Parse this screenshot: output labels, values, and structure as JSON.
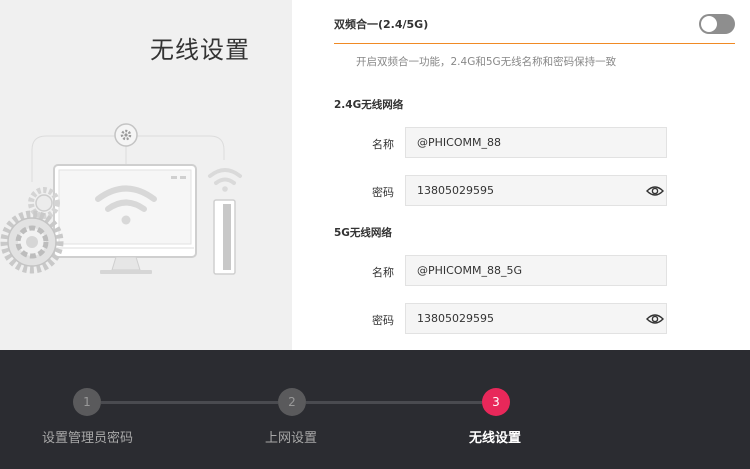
{
  "page": {
    "title": "无线设置"
  },
  "dual_band": {
    "label": "双频合一(2.4/5G)",
    "enabled": false,
    "hint": "开启双频合一功能，2.4G和5G无线名称和密码保持一致"
  },
  "band_24g": {
    "heading": "2.4G无线网络",
    "name_label": "名称",
    "name_value": "@PHICOMM_88",
    "password_label": "密码",
    "password_value": "13805029595"
  },
  "band_5g": {
    "heading": "5G无线网络",
    "name_label": "名称",
    "name_value": "@PHICOMM_88_5G",
    "password_label": "密码",
    "password_value": "13805029595"
  },
  "steps": [
    {
      "number": "1",
      "label": "设置管理员密码",
      "active": false
    },
    {
      "number": "2",
      "label": "上网设置",
      "active": false
    },
    {
      "number": "3",
      "label": "无线设置",
      "active": true
    }
  ],
  "colors": {
    "accent": "#e8285a",
    "divider": "#f08a24",
    "footer_bg": "#2b2c31"
  }
}
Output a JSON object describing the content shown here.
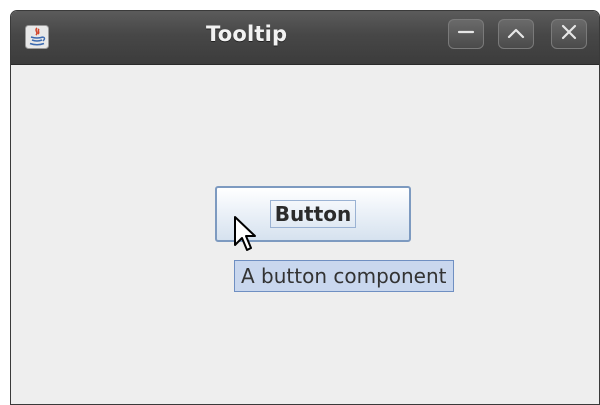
{
  "window": {
    "title": "Tooltip",
    "app_icon": "java-icon",
    "controls": [
      "minimize-icon",
      "maximize-icon",
      "close-icon"
    ]
  },
  "content": {
    "button_label": "Button",
    "tooltip_text": "A button component"
  },
  "colors": {
    "titlebar": "#474747",
    "content_bg": "#eeeeee",
    "button_border": "#7d9ac0",
    "tooltip_bg": "#c9d7ee",
    "tooltip_border": "#6f8fc2"
  }
}
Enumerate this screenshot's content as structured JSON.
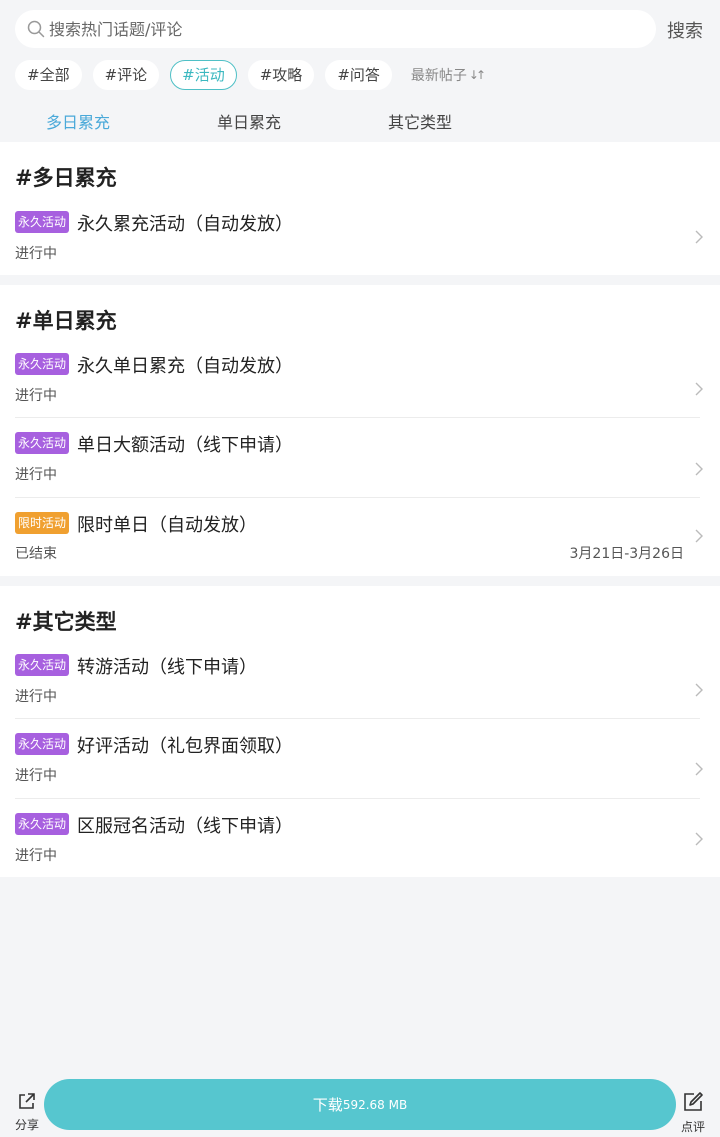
{
  "search": {
    "placeholder": "搜索热门话题/评论",
    "button": "搜索"
  },
  "chips": [
    "#全部",
    "#评论",
    "#活动",
    "#攻略",
    "#问答"
  ],
  "sort_label": "最新帖子",
  "tabs": [
    "多日累充",
    "单日累充",
    "其它类型"
  ],
  "sections": [
    {
      "title": "#多日累充",
      "items": [
        {
          "badge": "永久活动",
          "title": "永久累充活动（自动发放）",
          "status": "进行中",
          "date": ""
        }
      ]
    },
    {
      "title": "#单日累充",
      "items": [
        {
          "badge": "永久活动",
          "title": "永久单日累充（自动发放）",
          "status": "进行中",
          "date": ""
        },
        {
          "badge": "永久活动",
          "title": "单日大额活动（线下申请）",
          "status": "进行中",
          "date": ""
        },
        {
          "badge": "限时活动",
          "title": "限时单日（自动发放）",
          "status": "已结束",
          "date": "3月21日-3月26日"
        }
      ]
    },
    {
      "title": "#其它类型",
      "items": [
        {
          "badge": "永久活动",
          "title": "转游活动（线下申请）",
          "status": "进行中",
          "date": ""
        },
        {
          "badge": "永久活动",
          "title": "好评活动（礼包界面领取）",
          "status": "进行中",
          "date": ""
        },
        {
          "badge": "永久活动",
          "title": "区服冠名活动（线下申请）",
          "status": "进行中",
          "date": ""
        }
      ]
    }
  ],
  "bottom": {
    "share": "分享",
    "download": "下载",
    "size": "592.68 MB",
    "rate": "点评"
  },
  "colors": {
    "accent": "#56c6cf",
    "active_tab": "#4aa9d9",
    "badge_permanent": "#a760df",
    "badge_limited": "#f0a030"
  }
}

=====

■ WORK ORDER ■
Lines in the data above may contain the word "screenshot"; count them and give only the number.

■ RESPONSE BELOW ■
2